Q: Back in the spring I observed these tulips growing in a bed not far from my house in Atlanta. The petal damage was so severe I took several pictures. Do you recognize this problem? Could it be damage from being stored in a refrigerator in the presence of ethylene? Any other thoughts?
A: According to William B. Miller, Professor of Horticulture at Cornell University:
“Tulip disease #1 looks like tulip breaking virus (TBV, the disease that caused tulipmania…the streaks of yellow in the red background), perhaps with some botrytis (spots) thrown in.
“Tulip disease 4 looks like botrytis and simply an old flower
“Malformed 1 actually looks like it could in fact be a cultivar…there are many weird cultivars that have been bred/released.
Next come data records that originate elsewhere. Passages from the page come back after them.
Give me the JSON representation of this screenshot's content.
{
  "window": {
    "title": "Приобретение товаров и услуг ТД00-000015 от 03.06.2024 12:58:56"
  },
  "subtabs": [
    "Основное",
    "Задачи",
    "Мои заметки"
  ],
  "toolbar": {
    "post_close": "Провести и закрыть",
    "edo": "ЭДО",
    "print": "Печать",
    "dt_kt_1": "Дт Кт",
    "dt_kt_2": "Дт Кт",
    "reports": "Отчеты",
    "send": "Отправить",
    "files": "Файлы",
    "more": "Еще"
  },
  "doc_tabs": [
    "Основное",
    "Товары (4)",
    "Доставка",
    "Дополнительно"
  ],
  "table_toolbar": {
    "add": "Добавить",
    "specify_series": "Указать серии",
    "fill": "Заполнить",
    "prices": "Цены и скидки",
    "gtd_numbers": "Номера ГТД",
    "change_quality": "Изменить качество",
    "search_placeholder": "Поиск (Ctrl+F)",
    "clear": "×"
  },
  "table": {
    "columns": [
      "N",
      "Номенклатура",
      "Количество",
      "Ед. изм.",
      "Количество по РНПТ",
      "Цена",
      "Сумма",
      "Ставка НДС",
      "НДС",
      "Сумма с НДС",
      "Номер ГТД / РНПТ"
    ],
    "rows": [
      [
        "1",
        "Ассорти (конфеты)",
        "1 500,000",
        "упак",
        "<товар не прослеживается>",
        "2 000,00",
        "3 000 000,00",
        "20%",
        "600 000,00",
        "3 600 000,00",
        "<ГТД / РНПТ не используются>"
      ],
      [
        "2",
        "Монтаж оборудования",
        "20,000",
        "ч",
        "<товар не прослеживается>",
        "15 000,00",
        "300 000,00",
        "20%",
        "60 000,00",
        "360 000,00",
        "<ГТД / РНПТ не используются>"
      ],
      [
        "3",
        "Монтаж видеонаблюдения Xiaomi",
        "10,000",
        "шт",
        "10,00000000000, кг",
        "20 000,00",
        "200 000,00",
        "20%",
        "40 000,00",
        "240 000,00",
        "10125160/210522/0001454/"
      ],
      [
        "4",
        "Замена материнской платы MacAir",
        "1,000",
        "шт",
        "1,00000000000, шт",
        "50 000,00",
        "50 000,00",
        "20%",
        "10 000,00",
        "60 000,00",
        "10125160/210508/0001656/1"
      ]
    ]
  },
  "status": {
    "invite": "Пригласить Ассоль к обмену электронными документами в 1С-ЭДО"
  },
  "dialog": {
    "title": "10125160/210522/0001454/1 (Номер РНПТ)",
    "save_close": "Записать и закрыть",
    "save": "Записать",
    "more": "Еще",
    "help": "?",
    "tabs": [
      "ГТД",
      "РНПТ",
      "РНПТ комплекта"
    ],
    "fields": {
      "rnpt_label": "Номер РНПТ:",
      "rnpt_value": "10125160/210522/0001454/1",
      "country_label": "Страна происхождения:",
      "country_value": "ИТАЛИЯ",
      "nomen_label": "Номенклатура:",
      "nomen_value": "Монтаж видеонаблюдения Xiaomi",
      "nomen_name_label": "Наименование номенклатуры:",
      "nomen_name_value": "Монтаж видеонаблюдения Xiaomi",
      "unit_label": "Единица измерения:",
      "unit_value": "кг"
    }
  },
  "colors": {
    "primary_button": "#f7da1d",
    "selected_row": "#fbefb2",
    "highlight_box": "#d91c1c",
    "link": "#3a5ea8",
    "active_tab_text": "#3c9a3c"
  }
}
“Malformed 3 looks like the above, but also looks different….perhaps more like possible ethylene damage.
So, overall, the only one that I would really put any credence of ethylene damage is the last one. Bear in mind that ethylene injury ONLY happens BEFORE bulbs are put in a cooler. The idea being that the production of ethylene and sensitivity (response) to it are both severely reduced at refrigerator temperatures, as compared to temps in the retail store/fall season garage in Atlanta.